→ **Exercise instructions**: The complete set of records below must be repeated precisely as given.

(Data about app and page elements)
○ ○ ○
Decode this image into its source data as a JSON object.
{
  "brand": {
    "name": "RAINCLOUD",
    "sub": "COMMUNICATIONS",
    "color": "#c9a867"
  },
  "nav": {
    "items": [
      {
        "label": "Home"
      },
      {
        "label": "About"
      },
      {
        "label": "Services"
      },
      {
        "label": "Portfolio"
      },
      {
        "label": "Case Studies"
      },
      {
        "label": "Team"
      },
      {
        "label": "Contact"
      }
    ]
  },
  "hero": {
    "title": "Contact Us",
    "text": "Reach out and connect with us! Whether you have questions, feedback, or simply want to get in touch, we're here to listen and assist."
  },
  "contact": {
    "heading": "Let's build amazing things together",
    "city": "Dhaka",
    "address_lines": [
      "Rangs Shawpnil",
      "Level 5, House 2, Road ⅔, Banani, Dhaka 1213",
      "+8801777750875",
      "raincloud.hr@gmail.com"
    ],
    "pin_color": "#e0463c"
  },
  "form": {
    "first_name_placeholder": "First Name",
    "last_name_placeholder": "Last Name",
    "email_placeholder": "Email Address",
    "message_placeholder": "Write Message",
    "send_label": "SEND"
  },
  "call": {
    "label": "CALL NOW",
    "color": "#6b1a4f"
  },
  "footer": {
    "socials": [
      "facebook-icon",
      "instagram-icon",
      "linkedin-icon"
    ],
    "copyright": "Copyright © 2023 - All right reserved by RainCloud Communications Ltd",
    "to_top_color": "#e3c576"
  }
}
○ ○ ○
→ **Exercise output**:
Decode this image into its source data as a JSON object.
{
  "brand": {
    "name": "RAINCLOUD",
    "sub": "COMMUNICATIONS",
    "color": "#c9a867"
  },
  "nav": {
    "items": [
      {
        "label": "Home"
      },
      {
        "label": "About"
      },
      {
        "label": "Services"
      },
      {
        "label": "Portfolio"
      },
      {
        "label": "Case Studies"
      },
      {
        "label": "Team"
      },
      {
        "label": "Contact"
      }
    ]
  },
  "hero": {
    "title": "Contact Us",
    "text": "Reach out and connect with us! Whether you have questions, feedback, or simply want to get in touch, we're here to listen and assist."
  },
  "contact": {
    "heading": "Let's build amazing things together",
    "city": "Dhaka",
    "address_lines": [
      "Rangs Shawpnil",
      "Level 5, House 2, Road ⅔, Banani, Dhaka 1213",
      "+8801777750875",
      "raincloud.hr@gmail.com"
    ],
    "pin_color": "#e0463c"
  },
  "form": {
    "first_name_placeholder": "First Name",
    "last_name_placeholder": "Last Name",
    "email_placeholder": "Email Address",
    "message_placeholder": "Write Message",
    "send_label": "SEND"
  },
  "call": {
    "label": "CALL NOW",
    "color": "#6b1a4f"
  },
  "footer": {
    "socials": [
      "facebook-icon",
      "instagram-icon",
      "linkedin-icon"
    ],
    "copyright": "Copyright © 2023 - All right reserved by RainCloud Communications Ltd",
    "to_top_color": "#e3c576"
  }
}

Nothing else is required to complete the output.